[DATA IN THIS EXERCISE]
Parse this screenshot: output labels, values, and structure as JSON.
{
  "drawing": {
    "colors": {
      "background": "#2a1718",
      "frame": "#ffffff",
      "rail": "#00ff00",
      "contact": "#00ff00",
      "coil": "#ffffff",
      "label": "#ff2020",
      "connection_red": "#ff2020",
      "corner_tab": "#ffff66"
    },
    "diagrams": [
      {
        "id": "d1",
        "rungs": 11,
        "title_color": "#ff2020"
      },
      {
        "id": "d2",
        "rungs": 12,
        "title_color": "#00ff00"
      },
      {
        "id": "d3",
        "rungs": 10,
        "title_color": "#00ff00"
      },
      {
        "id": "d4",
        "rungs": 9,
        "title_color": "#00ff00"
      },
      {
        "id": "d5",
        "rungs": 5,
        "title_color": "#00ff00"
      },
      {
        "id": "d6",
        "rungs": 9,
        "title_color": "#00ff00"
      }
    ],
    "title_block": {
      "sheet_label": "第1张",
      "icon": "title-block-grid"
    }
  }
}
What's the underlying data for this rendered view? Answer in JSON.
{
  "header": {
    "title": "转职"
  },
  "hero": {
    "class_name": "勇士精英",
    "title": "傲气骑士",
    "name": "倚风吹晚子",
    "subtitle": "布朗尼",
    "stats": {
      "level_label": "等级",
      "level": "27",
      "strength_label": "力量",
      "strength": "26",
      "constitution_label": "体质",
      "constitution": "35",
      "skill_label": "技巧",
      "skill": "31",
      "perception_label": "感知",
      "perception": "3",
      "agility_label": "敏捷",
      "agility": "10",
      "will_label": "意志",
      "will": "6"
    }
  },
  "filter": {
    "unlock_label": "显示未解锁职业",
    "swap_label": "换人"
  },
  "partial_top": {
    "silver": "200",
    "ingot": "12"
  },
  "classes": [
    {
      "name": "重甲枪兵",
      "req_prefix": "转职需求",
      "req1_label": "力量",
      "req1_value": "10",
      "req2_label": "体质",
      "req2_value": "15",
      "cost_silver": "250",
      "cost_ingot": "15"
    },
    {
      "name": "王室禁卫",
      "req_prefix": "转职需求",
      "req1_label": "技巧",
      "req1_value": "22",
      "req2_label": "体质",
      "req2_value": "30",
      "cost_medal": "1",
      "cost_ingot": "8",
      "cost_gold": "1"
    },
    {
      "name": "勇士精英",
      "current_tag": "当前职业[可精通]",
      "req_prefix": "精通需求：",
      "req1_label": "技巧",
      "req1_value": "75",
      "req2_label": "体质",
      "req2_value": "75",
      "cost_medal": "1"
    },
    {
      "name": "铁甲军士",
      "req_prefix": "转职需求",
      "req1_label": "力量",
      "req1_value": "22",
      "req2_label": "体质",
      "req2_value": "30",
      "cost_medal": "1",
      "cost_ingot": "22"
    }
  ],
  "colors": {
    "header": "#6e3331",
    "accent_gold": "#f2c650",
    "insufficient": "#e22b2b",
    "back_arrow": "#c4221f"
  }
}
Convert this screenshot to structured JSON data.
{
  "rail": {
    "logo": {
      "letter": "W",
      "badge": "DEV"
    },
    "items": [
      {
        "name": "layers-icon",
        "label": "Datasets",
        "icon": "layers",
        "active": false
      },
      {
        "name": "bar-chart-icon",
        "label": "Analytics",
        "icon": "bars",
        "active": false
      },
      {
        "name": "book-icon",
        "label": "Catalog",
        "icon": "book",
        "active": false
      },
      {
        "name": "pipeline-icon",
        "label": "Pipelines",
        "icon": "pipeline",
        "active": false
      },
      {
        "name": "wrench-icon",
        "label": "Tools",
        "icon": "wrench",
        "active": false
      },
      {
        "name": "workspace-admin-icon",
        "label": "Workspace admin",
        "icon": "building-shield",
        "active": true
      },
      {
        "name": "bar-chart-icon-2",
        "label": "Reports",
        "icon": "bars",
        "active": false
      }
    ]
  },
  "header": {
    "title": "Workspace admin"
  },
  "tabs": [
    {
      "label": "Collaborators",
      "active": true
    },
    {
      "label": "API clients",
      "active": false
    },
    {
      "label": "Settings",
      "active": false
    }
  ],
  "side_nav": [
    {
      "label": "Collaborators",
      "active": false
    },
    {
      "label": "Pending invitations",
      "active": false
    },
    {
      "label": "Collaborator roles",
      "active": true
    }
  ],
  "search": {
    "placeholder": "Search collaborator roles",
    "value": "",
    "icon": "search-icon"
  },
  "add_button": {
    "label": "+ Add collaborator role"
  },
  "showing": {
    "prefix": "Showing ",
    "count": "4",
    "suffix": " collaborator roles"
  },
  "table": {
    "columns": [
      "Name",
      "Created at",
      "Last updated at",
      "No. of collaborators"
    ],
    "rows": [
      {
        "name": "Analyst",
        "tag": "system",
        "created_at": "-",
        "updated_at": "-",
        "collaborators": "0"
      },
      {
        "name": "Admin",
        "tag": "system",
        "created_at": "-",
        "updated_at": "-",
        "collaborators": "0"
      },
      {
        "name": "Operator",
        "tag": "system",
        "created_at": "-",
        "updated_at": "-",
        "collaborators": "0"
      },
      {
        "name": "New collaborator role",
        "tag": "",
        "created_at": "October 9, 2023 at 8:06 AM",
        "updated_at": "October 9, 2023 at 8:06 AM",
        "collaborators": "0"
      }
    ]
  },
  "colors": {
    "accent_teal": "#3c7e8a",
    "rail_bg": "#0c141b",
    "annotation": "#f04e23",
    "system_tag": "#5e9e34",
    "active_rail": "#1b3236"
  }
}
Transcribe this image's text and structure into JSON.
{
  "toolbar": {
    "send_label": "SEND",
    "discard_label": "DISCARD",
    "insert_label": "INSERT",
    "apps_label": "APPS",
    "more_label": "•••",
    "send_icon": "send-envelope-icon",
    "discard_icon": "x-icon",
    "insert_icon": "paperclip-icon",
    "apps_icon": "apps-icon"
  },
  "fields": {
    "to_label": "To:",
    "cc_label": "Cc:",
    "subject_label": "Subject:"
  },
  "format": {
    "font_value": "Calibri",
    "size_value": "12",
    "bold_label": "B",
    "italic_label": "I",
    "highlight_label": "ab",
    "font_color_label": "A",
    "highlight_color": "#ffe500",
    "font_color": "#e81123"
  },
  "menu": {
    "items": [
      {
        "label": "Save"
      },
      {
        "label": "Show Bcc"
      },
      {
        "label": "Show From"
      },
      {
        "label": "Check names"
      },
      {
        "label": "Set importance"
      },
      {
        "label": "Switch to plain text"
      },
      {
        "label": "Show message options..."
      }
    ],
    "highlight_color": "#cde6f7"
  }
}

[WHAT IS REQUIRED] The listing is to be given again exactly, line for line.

[EXERCISE SOLUTION]
Parse this screenshot: output labels, values, and structure as JSON.
{
  "drawing": {
    "colors": {
      "background": "#2a1718",
      "frame": "#ffffff",
      "rail": "#00ff00",
      "contact": "#00ff00",
      "coil": "#ffffff",
      "label": "#ff2020",
      "connection_red": "#ff2020",
      "corner_tab": "#ffff66"
    },
    "diagrams": [
      {
        "id": "d1",
        "rungs": 11,
        "title_color": "#ff2020"
      },
      {
        "id": "d2",
        "rungs": 12,
        "title_color": "#00ff00"
      },
      {
        "id": "d3",
        "rungs": 10,
        "title_color": "#00ff00"
      },
      {
        "id": "d4",
        "rungs": 9,
        "title_color": "#00ff00"
      },
      {
        "id": "d5",
        "rungs": 5,
        "title_color": "#00ff00"
      },
      {
        "id": "d6",
        "rungs": 9,
        "title_color": "#00ff00"
      }
    ],
    "title_block": {
      "sheet_label": "第1张",
      "icon": "title-block-grid"
    }
  }
}
What's the underlying data for this rendered view? Answer in JSON.
{
  "header": {
    "title": "转职"
  },
  "hero": {
    "class_name": "勇士精英",
    "title": "傲气骑士",
    "name": "倚风吹晚子",
    "subtitle": "布朗尼",
    "stats": {
      "level_label": "等级",
      "level": "27",
      "strength_label": "力量",
      "strength": "26",
      "constitution_label": "体质",
      "constitution": "35",
      "skill_label": "技巧",
      "skill": "31",
      "perception_label": "感知",
      "perception": "3",
      "agility_label": "敏捷",
      "agility": "10",
      "will_label": "意志",
      "will": "6"
    }
  },
  "filter": {
    "unlock_label": "显示未解锁职业",
    "swap_label": "换人"
  },
  "partial_top": {
    "silver": "200",
    "ingot": "12"
  },
  "classes": [
    {
      "name": "重甲枪兵",
      "req_prefix": "转职需求",
      "req1_label": "力量",
      "req1_value": "10",
      "req2_label": "体质",
      "req2_value": "15",
      "cost_silver": "250",
      "cost_ingot": "15"
    },
    {
      "name": "王室禁卫",
      "req_prefix": "转职需求",
      "req1_label": "技巧",
      "req1_value": "22",
      "req2_label": "体质",
      "req2_value": "30",
      "cost_medal": "1",
      "cost_ingot": "8",
      "cost_gold": "1"
    },
    {
      "name": "勇士精英",
      "current_tag": "当前职业[可精通]",
      "req_prefix": "精通需求：",
      "req1_label": "技巧",
      "req1_value": "75",
      "req2_label": "体质",
      "req2_value": "75",
      "cost_medal": "1"
    },
    {
      "name": "铁甲军士",
      "req_prefix": "转职需求",
      "req1_label": "力量",
      "req1_value": "22",
      "req2_label": "体质",
      "req2_value": "30",
      "cost_medal": "1",
      "cost_ingot": "22"
    }
  ],
  "colors": {
    "header": "#6e3331",
    "accent_gold": "#f2c650",
    "insufficient": "#e22b2b",
    "back_arrow": "#c4221f"
  }
}
Convert this screenshot to structured JSON data.
{
  "rail": {
    "logo": {
      "letter": "W",
      "badge": "DEV"
    },
    "items": [
      {
        "name": "layers-icon",
        "label": "Datasets",
        "icon": "layers",
        "active": false
      },
      {
        "name": "bar-chart-icon",
        "label": "Analytics",
        "icon": "bars",
        "active": false
      },
      {
        "name": "book-icon",
        "label": "Catalog",
        "icon": "book",
        "active": false
      },
      {
        "name": "pipeline-icon",
        "label": "Pipelines",
        "icon": "pipeline",
        "active": false
      },
      {
        "name": "wrench-icon",
        "label": "Tools",
        "icon": "wrench",
        "active": false
      },
      {
        "name": "workspace-admin-icon",
        "label": "Workspace admin",
        "icon": "building-shield",
        "active": true
      },
      {
        "name": "bar-chart-icon-2",
        "label": "Reports",
        "icon": "bars",
        "active": false
      }
    ]
  },
  "header": {
    "title": "Workspace admin"
  },
  "tabs": [
    {
      "label": "Collaborators",
      "active": true
    },
    {
      "label": "API clients",
      "active": false
    },
    {
      "label": "Settings",
      "active": false
    }
  ],
  "side_nav": [
    {
      "label": "Collaborators",
      "active": false
    },
    {
      "label": "Pending invitations",
      "active": false
    },
    {
      "label": "Collaborator roles",
      "active": true
    }
  ],
  "search": {
    "placeholder": "Search collaborator roles",
    "value": "",
    "icon": "search-icon"
  },
  "add_button": {
    "label": "+ Add collaborator role"
  },
  "showing": {
    "prefix": "Showing ",
    "count": "4",
    "suffix": " collaborator roles"
  },
  "table": {
    "columns": [
      "Name",
      "Created at",
      "Last updated at",
      "No. of collaborators"
    ],
    "rows": [
      {
        "name": "Analyst",
        "tag": "system",
        "created_at": "-",
        "updated_at": "-",
        "collaborators": "0"
      },
      {
        "name": "Admin",
        "tag": "system",
        "created_at": "-",
        "updated_at": "-",
        "collaborators": "0"
      },
      {
        "name": "Operator",
        "tag": "system",
        "created_at": "-",
        "updated_at": "-",
        "collaborators": "0"
      },
      {
        "name": "New collaborator role",
        "tag": "",
        "created_at": "October 9, 2023 at 8:06 AM",
        "updated_at": "October 9, 2023 at 8:06 AM",
        "collaborators": "0"
      }
    ]
  },
  "colors": {
    "accent_teal": "#3c7e8a",
    "rail_bg": "#0c141b",
    "annotation": "#f04e23",
    "system_tag": "#5e9e34",
    "active_rail": "#1b3236"
  }
}
Transcribe this image's text and structure into JSON.
{
  "toolbar": {
    "send_label": "SEND",
    "discard_label": "DISCARD",
    "insert_label": "INSERT",
    "apps_label": "APPS",
    "more_label": "•••",
    "send_icon": "send-envelope-icon",
    "discard_icon": "x-icon",
    "insert_icon": "paperclip-icon",
    "apps_icon": "apps-icon"
  },
  "fields": {
    "to_label": "To:",
    "cc_label": "Cc:",
    "subject_label": "Subject:"
  },
  "format": {
    "font_value": "Calibri",
    "size_value": "12",
    "bold_label": "B",
    "italic_label": "I",
    "highlight_label": "ab",
    "font_color_label": "A",
    "highlight_color": "#ffe500",
    "font_color": "#e81123"
  },
  "menu": {
    "items": [
      {
        "label": "Save"
      },
      {
        "label": "Show Bcc"
      },
      {
        "label": "Show From"
      },
      {
        "label": "Check names"
      },
      {
        "label": "Set importance"
      },
      {
        "label": "Switch to plain text"
      },
      {
        "label": "Show message options..."
      }
    ],
    "highlight_color": "#cde6f7"
  }
}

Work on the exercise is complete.